Page and application data records:
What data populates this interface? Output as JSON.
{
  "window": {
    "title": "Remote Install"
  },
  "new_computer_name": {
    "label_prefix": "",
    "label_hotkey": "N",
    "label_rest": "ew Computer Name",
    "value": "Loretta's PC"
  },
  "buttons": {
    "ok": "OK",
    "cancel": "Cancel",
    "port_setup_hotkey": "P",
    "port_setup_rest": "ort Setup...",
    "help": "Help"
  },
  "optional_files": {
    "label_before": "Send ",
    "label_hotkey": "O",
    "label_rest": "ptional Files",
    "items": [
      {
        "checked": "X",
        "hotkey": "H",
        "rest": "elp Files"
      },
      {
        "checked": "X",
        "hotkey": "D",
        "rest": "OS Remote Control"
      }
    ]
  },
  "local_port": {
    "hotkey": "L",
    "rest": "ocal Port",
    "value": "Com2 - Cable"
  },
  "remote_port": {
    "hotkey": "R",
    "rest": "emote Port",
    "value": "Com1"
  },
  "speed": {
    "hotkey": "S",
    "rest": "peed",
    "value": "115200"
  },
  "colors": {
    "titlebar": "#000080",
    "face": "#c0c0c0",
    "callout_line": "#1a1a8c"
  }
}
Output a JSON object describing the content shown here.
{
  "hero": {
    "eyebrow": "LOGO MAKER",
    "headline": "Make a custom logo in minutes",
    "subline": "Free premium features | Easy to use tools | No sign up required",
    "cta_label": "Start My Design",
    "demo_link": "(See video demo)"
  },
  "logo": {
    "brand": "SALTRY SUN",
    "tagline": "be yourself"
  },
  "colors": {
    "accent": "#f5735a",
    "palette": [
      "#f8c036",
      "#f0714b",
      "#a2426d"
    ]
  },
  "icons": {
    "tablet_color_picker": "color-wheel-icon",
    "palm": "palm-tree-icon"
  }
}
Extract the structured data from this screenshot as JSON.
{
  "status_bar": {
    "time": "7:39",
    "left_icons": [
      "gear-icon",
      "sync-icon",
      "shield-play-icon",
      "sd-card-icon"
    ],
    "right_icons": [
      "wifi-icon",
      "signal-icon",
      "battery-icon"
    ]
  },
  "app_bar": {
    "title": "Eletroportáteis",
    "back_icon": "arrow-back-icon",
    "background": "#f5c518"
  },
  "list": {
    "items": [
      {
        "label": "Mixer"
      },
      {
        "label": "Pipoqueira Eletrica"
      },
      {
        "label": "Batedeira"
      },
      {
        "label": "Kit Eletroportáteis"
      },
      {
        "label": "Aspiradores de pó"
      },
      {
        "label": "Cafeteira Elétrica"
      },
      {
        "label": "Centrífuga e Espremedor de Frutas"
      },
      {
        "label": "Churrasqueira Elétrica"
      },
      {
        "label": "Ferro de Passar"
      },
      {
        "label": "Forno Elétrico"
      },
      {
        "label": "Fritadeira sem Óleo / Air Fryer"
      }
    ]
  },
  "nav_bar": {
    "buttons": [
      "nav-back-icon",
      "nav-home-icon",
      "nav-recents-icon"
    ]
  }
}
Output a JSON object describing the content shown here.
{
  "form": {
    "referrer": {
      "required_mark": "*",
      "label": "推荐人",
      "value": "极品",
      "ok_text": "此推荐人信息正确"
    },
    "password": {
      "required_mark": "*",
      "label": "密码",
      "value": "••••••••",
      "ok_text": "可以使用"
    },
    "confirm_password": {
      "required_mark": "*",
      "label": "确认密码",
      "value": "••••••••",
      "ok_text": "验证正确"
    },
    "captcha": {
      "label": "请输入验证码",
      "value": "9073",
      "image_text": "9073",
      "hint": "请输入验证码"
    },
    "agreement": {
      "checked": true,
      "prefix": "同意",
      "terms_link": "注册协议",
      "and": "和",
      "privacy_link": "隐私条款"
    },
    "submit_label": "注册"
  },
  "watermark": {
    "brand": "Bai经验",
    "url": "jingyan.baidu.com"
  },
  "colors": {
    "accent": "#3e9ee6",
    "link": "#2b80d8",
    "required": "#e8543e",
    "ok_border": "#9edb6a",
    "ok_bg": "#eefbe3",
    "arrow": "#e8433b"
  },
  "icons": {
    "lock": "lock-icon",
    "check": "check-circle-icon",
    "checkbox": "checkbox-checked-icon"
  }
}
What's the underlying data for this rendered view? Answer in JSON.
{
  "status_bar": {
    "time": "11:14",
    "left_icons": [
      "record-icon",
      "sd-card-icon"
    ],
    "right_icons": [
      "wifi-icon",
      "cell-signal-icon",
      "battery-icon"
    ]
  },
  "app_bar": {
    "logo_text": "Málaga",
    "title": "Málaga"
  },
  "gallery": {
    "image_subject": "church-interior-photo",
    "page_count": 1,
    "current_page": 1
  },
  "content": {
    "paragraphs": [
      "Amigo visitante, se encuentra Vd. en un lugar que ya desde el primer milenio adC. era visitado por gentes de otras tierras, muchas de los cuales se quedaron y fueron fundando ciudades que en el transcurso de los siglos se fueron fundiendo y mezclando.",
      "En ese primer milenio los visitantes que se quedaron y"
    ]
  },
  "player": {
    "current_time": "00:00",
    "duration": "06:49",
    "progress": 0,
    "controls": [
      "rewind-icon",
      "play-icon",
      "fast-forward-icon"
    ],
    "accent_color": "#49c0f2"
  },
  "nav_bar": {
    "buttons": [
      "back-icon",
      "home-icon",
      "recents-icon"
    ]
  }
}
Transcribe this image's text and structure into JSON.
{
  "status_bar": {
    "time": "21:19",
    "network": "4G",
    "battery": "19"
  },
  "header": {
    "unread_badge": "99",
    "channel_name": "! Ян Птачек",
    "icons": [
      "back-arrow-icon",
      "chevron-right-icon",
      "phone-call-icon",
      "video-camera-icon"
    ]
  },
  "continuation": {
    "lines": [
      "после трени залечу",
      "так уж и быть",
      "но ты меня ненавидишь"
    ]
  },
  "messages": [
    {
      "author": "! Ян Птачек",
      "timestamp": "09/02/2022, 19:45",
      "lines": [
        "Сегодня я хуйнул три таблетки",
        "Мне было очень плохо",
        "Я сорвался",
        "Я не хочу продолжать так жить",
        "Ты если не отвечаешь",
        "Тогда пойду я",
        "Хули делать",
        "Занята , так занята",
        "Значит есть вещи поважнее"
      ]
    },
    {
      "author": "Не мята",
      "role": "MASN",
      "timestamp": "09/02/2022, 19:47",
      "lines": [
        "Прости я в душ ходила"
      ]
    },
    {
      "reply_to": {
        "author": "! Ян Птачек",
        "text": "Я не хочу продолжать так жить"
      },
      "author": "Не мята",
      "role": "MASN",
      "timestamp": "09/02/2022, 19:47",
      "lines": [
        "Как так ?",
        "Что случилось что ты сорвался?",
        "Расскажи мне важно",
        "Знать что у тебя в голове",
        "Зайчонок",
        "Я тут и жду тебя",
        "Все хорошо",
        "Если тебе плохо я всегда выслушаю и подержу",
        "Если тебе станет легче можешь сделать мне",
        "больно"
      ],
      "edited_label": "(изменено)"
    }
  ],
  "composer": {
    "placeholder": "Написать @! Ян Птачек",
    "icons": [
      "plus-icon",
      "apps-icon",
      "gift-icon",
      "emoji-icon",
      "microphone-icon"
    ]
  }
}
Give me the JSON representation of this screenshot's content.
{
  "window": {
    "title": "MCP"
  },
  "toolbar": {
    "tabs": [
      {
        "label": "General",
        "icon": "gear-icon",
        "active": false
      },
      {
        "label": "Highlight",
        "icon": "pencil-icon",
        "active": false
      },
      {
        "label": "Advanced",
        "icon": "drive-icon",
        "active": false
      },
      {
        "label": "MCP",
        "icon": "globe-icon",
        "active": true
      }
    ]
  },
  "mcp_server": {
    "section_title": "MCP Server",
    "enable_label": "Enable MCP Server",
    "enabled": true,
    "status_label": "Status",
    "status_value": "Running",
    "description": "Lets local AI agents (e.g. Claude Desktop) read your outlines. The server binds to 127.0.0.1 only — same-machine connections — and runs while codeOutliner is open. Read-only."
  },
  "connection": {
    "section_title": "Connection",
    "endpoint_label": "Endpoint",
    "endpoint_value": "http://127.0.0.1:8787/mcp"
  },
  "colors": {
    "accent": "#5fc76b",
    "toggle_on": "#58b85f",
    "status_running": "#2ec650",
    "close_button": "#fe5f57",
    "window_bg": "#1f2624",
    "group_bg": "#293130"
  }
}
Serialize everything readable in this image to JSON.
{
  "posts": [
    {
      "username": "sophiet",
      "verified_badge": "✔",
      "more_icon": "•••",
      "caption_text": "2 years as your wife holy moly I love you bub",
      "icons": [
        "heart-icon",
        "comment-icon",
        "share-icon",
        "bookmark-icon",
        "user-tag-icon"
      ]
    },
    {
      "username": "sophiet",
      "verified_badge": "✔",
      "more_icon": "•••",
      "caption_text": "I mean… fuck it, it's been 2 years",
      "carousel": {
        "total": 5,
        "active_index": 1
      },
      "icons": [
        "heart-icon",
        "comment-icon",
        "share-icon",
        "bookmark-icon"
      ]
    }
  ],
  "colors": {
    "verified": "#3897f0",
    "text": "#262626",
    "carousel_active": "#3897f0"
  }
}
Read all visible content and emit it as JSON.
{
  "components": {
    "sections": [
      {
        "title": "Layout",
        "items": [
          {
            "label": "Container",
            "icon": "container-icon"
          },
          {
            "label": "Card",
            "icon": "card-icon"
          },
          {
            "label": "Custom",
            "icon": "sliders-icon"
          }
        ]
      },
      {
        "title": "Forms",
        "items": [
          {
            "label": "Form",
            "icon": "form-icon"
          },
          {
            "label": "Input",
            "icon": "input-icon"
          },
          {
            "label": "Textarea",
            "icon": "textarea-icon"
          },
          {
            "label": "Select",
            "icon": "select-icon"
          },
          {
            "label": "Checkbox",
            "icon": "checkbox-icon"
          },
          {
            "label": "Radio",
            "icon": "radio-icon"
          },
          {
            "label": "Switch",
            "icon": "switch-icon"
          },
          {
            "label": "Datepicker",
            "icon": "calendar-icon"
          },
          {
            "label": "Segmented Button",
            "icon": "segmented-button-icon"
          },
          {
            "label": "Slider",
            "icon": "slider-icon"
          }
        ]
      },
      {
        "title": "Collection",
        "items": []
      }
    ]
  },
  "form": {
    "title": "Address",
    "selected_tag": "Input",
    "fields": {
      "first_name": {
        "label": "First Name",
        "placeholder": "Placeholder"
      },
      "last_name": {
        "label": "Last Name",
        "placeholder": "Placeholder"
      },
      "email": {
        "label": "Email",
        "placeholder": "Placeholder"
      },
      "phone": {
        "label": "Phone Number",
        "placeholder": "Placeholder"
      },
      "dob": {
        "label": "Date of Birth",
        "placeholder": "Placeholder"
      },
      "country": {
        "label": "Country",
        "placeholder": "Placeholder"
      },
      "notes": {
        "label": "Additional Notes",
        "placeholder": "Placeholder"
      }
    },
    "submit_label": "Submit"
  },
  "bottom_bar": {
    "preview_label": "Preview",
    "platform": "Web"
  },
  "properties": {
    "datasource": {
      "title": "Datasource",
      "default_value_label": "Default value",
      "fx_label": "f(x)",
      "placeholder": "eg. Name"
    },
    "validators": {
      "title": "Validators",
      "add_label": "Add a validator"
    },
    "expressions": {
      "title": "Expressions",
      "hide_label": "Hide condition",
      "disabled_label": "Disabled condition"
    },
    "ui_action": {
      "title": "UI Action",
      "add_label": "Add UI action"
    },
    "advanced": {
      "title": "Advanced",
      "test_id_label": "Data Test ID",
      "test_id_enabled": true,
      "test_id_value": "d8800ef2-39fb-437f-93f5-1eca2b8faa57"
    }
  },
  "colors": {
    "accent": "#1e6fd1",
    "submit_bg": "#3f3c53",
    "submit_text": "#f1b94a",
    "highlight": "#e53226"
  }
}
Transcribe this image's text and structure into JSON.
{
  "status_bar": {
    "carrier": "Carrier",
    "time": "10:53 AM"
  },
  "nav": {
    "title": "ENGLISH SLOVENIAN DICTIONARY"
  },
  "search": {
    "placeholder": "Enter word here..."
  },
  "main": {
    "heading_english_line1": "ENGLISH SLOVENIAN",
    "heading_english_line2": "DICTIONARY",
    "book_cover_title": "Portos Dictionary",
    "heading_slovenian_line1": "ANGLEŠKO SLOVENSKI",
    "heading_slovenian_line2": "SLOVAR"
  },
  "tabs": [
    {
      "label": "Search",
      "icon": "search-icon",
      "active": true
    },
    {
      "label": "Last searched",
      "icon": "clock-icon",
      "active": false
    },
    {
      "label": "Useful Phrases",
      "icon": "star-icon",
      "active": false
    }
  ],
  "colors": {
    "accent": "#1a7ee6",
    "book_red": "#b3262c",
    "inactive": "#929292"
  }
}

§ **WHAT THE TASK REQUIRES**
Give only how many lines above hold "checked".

§ **OUTPUT FOR THIS TASK**
4